It also was the last time Vineyard Haven would race in Torre's name. The sheikh called. Frankel turned down $8 million, then $10 million. But Sheikh Mohammed doesn't take no for an answer.

"We weren't thinking of the money, we were thinking of the excitement of the Derby," said Torre. "Then they offered $12 million and you start thinking how much money that is. Bobby sold him. The next day, he had seller's remorse."

Torre was re-introduced to racing by bench coach Don Zimmer in 1996. A $300 "investment" became a $600 profit and "that was the end of my life," Torre joked.

Through Zimmer, Torre met the trainer Richard Dutrow Sr., then his son, Richard Dutrow Jr. (Big Brown's trainer) and through him, Frankel. Torre said he has a "comfortable friendship" with Frankel, who visits Torre whenever and wherever the baseball and racing schedules intersect. Both were reared in New York and are only one year apart in age.

The first horse Torre owned was in partnership with Mercedes dealer Bernie Schiappa. He claimed in partnership a horse for $50,000 (Sis City) who became a Grade I winner. He won the Queen's Plate, Canada's most prestigious race, in 2005 with Wild Desert.

As for Vineyard Haven, he was shipped to Dubai to prepare for the Kentucky Derby, but finished fourth in a February prep race and hasn't been seen since.

Which, to Hunsicker, raised another similarity between baseball and horse racing as he prepared for Tuesday's Draft.

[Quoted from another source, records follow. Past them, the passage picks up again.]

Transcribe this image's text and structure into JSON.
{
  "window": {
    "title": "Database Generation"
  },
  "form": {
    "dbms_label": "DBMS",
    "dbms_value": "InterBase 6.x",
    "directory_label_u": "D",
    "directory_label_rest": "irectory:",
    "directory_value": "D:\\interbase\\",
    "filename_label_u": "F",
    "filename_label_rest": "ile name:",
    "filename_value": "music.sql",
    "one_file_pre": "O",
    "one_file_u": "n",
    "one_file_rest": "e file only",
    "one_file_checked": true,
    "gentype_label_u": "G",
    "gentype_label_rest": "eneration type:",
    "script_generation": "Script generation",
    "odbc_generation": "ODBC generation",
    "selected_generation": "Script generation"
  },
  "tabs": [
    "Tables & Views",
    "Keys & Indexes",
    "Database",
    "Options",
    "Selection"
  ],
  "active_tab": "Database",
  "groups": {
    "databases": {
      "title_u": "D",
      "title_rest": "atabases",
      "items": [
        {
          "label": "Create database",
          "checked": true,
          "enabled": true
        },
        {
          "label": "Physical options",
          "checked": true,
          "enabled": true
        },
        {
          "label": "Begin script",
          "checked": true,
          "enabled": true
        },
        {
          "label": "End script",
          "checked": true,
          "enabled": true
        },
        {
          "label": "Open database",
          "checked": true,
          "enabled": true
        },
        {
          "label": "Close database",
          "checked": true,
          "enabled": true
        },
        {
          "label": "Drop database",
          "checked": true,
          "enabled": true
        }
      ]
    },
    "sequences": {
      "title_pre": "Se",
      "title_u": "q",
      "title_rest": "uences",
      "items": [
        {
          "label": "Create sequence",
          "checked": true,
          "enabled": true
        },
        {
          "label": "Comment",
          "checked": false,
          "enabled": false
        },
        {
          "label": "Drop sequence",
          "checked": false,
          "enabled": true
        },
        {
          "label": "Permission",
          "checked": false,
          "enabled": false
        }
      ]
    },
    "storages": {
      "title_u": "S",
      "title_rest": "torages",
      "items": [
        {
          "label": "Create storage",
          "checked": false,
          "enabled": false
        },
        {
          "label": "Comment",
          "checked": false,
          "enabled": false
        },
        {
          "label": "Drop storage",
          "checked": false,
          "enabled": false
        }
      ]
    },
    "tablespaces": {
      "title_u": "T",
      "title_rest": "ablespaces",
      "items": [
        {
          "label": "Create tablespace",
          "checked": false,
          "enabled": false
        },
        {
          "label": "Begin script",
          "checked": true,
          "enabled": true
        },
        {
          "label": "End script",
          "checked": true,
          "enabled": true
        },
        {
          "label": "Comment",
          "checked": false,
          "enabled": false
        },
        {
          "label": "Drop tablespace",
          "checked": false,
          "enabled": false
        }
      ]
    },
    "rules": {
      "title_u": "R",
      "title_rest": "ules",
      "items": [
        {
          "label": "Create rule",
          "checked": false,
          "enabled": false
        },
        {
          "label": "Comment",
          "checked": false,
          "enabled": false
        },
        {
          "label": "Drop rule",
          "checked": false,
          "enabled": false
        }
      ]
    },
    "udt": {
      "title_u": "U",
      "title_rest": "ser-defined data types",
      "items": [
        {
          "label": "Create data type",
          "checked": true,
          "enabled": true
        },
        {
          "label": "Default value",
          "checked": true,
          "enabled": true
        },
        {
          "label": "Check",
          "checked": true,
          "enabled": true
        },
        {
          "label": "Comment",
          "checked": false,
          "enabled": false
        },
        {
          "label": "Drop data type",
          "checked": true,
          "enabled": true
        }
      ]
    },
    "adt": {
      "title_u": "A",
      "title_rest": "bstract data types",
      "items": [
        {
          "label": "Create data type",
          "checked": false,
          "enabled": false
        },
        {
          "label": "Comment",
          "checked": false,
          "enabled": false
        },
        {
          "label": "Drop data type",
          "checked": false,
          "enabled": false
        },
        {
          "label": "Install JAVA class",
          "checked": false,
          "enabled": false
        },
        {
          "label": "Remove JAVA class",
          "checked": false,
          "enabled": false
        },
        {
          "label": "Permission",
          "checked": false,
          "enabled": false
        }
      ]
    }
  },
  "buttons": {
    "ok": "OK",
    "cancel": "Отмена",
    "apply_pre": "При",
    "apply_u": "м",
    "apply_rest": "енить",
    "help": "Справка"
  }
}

"You can spend millions of dollars on an amateur ballplayer with no history of performance at this level," he said, "and the same thing in the horse business, when we pay millions of dollars on a yearling that's never had a saddle or anybody on his back."

That's why Koch, grandson of the late filmmaker and racehorse owner Howard W. Koch, said he never refers to buying thoroughbreds as an investment.

"It's a life enhancement, a diversion, something else to focus on," he said. "The highs are so high, and the lows are so low. But the highs are an adrenaline rush like nothing else in the world."

Ken Gurnick is a reporter for MLB.com. This story was not subject to the approval of Major League Baseball or its clubs.